For years our systems have been driven by the needs of high income or “developed” countries and been based on the culture, values and knowledge of the global North. It’s time for the pendulum to swing the other way. It’s time for us to shift towards leadership from the global South; to re-balance power. It’s time to transition away using terms like “donor” and seeing finance for Loss and Damage towards a paradigm which sees developed countries as debtors repaying the climate debt owed to lower income or “developing countries” and fulfilling their responsibilities.
In a recent article in the Guardian former Executive Secretary of the UNFCCC, Christian Figueres proposed that we need “radical collaboration” in order to create a world in which both nature and human societies are thriving. To do so, she argues - like so many others - that we need a paradigm shift. Very few people, however, have unpacked what this paradigm shift might require.
In my view we will only realize the transformation needed for that shift to occur by integrating the culture, values and knowledge of Indigenous peoples and local communities into both our daily lives and our global systems. Values that prioritize a connection to each other and to nature. Cultures which encourage humans to take responsibility as caretakers of one another and as stewards of the Earth. Indigenous peoples do not see nature as separate from themselves and the rest of humanity needs to do the same to turn this ship around. Finally, we must shift from a framework of coping with climate change to one of thriving; to societies and systems that foster well-being.
What does all this mean for Loss and Damage? Well, it means meeting the needs on the ground folks. The full scale of needs at all levels and in all parts of the world through a system that is driven by those needs. It means letting those needs drive our work and ensuring that the people on the ground are not just engaged in but are driving discussions on climate action. Can we do that? You betcha we can. We just have to believe it, then we’ll see it as psychologist Wayne Dyer famously said.
How we can collectively assure the most ambitious outcome of COP 27

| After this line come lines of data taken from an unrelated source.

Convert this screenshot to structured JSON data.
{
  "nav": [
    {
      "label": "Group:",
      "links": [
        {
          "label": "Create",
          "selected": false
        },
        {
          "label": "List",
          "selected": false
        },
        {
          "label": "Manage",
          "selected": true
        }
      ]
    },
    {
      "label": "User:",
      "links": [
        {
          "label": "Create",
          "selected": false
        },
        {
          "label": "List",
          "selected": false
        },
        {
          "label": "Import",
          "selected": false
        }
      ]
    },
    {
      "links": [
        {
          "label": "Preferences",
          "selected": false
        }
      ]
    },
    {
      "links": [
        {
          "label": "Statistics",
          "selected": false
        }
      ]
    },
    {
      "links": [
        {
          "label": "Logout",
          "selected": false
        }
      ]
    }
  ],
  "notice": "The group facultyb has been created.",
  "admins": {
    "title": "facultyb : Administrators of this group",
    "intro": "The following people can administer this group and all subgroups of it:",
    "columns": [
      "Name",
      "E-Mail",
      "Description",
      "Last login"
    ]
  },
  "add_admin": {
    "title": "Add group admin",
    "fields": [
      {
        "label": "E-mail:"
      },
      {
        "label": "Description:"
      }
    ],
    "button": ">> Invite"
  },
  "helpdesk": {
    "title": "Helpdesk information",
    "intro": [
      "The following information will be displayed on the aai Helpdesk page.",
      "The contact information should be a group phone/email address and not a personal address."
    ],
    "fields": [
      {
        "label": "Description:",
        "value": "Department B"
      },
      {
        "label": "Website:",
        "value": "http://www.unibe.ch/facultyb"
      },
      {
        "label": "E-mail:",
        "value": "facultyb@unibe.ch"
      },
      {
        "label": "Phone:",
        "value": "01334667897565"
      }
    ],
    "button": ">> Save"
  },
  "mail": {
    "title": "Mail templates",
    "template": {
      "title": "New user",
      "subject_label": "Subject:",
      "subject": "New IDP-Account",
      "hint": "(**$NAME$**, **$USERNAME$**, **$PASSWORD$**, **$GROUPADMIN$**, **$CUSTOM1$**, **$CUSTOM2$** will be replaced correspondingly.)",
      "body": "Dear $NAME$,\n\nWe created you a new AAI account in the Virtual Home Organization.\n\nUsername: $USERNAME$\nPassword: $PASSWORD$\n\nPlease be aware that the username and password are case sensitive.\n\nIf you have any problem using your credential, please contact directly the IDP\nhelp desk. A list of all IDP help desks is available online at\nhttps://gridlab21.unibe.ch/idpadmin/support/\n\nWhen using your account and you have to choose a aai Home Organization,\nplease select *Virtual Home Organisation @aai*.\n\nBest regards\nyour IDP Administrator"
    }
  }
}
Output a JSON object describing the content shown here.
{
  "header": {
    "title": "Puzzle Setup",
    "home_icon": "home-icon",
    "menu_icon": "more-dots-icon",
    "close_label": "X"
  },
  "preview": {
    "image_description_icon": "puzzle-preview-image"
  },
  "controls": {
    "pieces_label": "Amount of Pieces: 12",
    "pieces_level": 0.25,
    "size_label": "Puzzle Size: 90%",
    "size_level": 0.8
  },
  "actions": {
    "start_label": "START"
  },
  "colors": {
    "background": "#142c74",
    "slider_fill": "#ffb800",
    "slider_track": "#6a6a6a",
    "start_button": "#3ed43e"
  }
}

So what does this mean for us as a community as COP 27 begins? Well, first it means that we must focus on the outcome we want, not what we don’t want. And we must be ambitious. Very, very ambitious. We don’t have to contemplate trade-offs and only demand one thing at a time - that’s not what communities on the frontlines need. Rather we should and must expect an ambitious package on Loss and Damage at COP 27 that if it doesn’t mobilize trillions, at least moves us in that direction. Too much you say? Too ambitious? Too bold? Just wait and see . . .
Erin Roberts is the founder of the Loss and Damage Collaboration. She strives each day to be a better human. She often fails but almost always learns from her mistakes.